-- Opening Marker --
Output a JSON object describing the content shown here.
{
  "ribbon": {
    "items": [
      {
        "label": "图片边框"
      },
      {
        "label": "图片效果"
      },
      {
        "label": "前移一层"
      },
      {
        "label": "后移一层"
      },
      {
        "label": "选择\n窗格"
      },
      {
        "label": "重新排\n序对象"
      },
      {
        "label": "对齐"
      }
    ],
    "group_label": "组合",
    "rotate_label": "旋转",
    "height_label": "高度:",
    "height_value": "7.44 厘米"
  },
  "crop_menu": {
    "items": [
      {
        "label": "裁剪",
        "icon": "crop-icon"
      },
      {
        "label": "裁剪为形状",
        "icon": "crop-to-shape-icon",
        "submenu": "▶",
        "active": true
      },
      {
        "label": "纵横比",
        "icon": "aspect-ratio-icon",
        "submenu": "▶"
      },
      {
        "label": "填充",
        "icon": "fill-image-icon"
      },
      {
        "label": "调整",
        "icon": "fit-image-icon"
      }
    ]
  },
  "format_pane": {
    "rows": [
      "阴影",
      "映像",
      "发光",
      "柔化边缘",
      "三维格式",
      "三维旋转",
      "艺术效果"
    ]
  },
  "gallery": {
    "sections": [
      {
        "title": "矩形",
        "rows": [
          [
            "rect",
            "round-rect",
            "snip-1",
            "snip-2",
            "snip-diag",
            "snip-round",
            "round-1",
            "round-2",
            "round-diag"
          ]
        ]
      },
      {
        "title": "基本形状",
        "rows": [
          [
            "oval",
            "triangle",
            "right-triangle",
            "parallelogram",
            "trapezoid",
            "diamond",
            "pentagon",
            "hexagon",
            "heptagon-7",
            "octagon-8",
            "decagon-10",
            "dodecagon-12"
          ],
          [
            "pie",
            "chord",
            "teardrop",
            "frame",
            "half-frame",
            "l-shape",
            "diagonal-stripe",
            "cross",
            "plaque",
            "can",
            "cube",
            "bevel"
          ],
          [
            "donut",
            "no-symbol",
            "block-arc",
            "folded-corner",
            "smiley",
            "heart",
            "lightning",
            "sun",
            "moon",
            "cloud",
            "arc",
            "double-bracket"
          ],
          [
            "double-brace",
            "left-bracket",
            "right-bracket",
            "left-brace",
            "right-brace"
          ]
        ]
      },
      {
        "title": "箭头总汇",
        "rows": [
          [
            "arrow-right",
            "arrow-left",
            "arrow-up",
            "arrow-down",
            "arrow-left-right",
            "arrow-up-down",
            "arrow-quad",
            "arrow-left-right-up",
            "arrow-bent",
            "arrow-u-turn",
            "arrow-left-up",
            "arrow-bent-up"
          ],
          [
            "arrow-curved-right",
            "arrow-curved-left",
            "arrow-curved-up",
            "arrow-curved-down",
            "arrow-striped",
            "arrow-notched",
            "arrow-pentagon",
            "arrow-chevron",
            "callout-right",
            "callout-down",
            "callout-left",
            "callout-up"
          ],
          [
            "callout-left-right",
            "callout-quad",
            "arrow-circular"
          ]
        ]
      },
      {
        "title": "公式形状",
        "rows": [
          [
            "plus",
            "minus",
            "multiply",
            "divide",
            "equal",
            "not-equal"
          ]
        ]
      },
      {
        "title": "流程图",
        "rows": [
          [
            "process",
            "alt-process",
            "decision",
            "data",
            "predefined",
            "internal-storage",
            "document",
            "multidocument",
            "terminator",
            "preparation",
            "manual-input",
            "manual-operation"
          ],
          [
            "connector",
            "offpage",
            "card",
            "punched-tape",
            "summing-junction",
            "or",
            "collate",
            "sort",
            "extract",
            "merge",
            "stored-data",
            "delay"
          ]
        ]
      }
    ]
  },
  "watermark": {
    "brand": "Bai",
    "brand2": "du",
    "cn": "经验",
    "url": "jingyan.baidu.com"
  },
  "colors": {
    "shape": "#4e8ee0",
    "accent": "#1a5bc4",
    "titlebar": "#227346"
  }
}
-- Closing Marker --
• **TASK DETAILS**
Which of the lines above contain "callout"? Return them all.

• **ANSWER TO THIS TASK**
            "callout-right",
            "callout-down",
            "callout-left",
            "callout-up"
            "callout-left-right",
            "callout-quad",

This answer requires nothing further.